I think you mostly answered your own question.
I might make a small change to your phrasing and replace "temporary variable" with "rvalue" as C.Gibbons mentioned.
The terms variable, argument, temporary variable and so on will become more clear as you learn about C's memory model (this looks like a nice overview: https://www.geeksforgeeks.org/memory-layout-of-c-program/ ).
The term "rvalue" may seem opaque when you're just starting out, so I hope the following helps with developing an intuition about it.
Lvalue/rvalue are talking about the different sides of an equals sign (assignment operator):
lvalue = left hand side (lowercase L, not a "one")
rvalue = right hand side
Learning a little about how C uses memory (and registers) will be helpful for seeing why the distinction is important. In broad brush strokes, the compiler creates a list of machine language instructions that compute the result of an expression (the rvalue) and then puts that result somewhere (the lvalue). Imagine a compiler dealing with the following code fragment:
x = y * 3
In assembly pseudocode it might look something like this toy example:
load register A with the value at memory address y
load register B with a value of 3
multiply register A and B, saving the result in A
write register A to memory address x
The ++ operator (and its -- counterpart) need a "somewhere" to modify, essentially anything that can work as an lvalue.

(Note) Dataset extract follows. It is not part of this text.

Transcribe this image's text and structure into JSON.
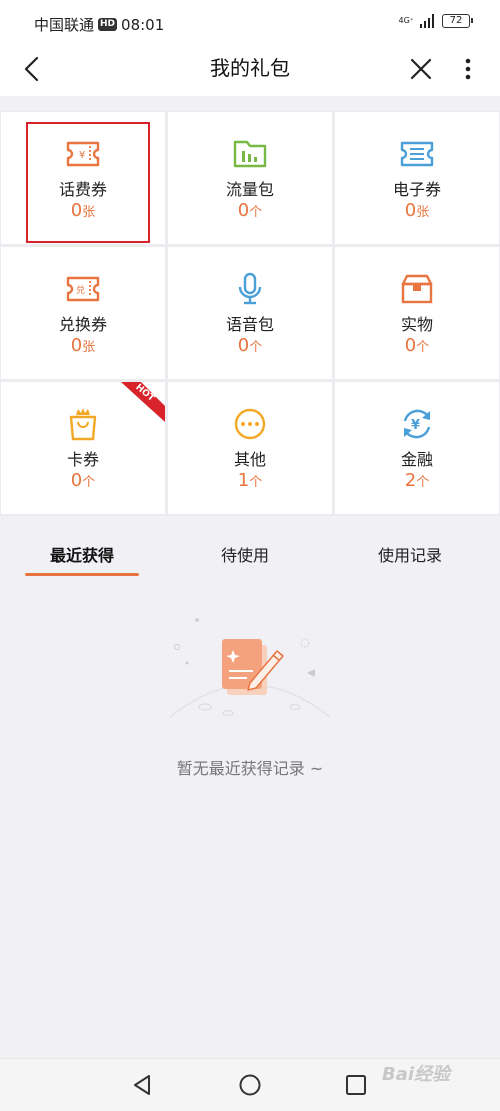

Understanding the C memory model will be helpful because you'll get a better idea in your head about how arguments get passed to functions and (eventually) how to work with dynamic memory allocation, like the malloc() function. For similar reasons you might study some simple assembly programming at some point to get a better idea of what the compiler is doing. Also if you're using gcc, the -S option "Stop after the stage of compilation proper; do not assemble." can be interesting (though I'd recommend trying it on a small code fragment).

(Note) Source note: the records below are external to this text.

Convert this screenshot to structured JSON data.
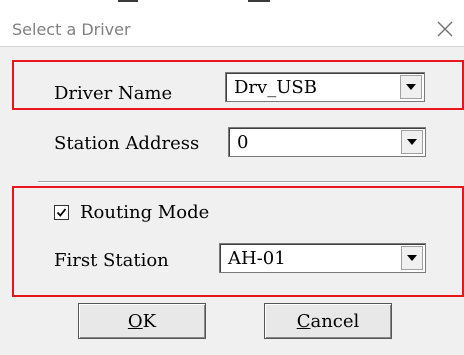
{
  "dialog": {
    "title": "Select a Driver",
    "close_icon": "close-icon"
  },
  "driver_name": {
    "label": "Driver Name",
    "value": "Drv_USB"
  },
  "station_address": {
    "label": "Station Address",
    "value": "0"
  },
  "routing_mode": {
    "label": "Routing Mode",
    "checked": true
  },
  "first_station": {
    "label": "First Station",
    "value": "AH-01"
  },
  "buttons": {
    "ok_mnemonic": "O",
    "ok_rest": "K",
    "cancel_mnemonic": "C",
    "cancel_rest": "ancel"
  },
  "colors": {
    "highlight_border": "#e8161a",
    "dialog_background": "#f0f0f0"
  }
}
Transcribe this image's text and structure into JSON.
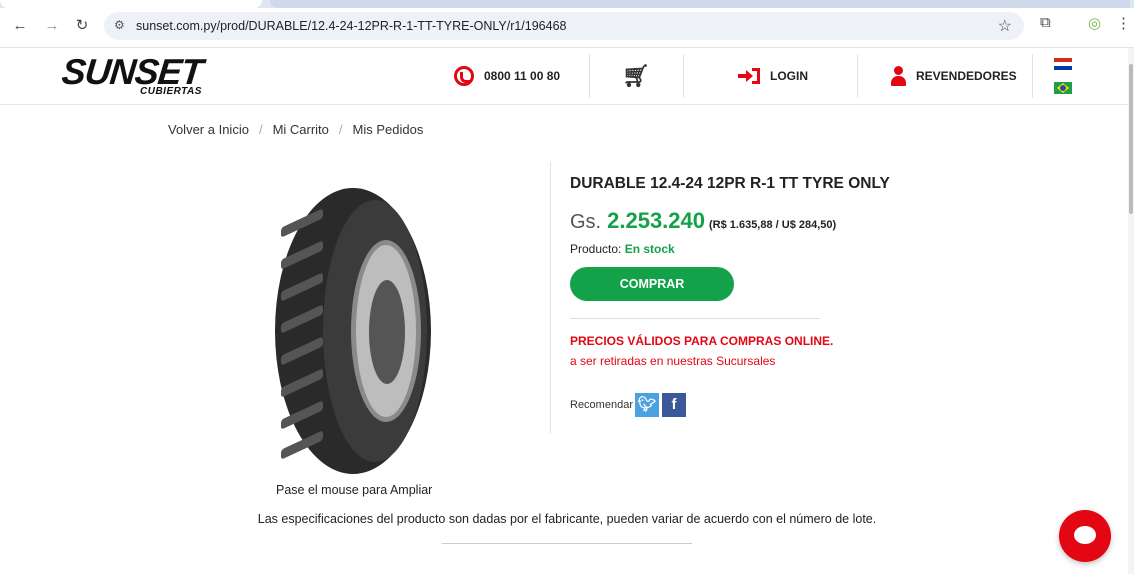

Just as an aside:
The ++ instruction has been around since 1969 (though it started in C's predecessor, B):
(Ken Thompson's) observation (was) that the translation of ++x was smaller than that of x=x+1."
Following that wikipedia reference will take you to an interesting writeup by Dennis Ritchie (the "R" in "K&R C") on the history of the C language, linked here for convenience: http://www.bell-labs.com/usr/dmr/www/chist.html where you can search for "++".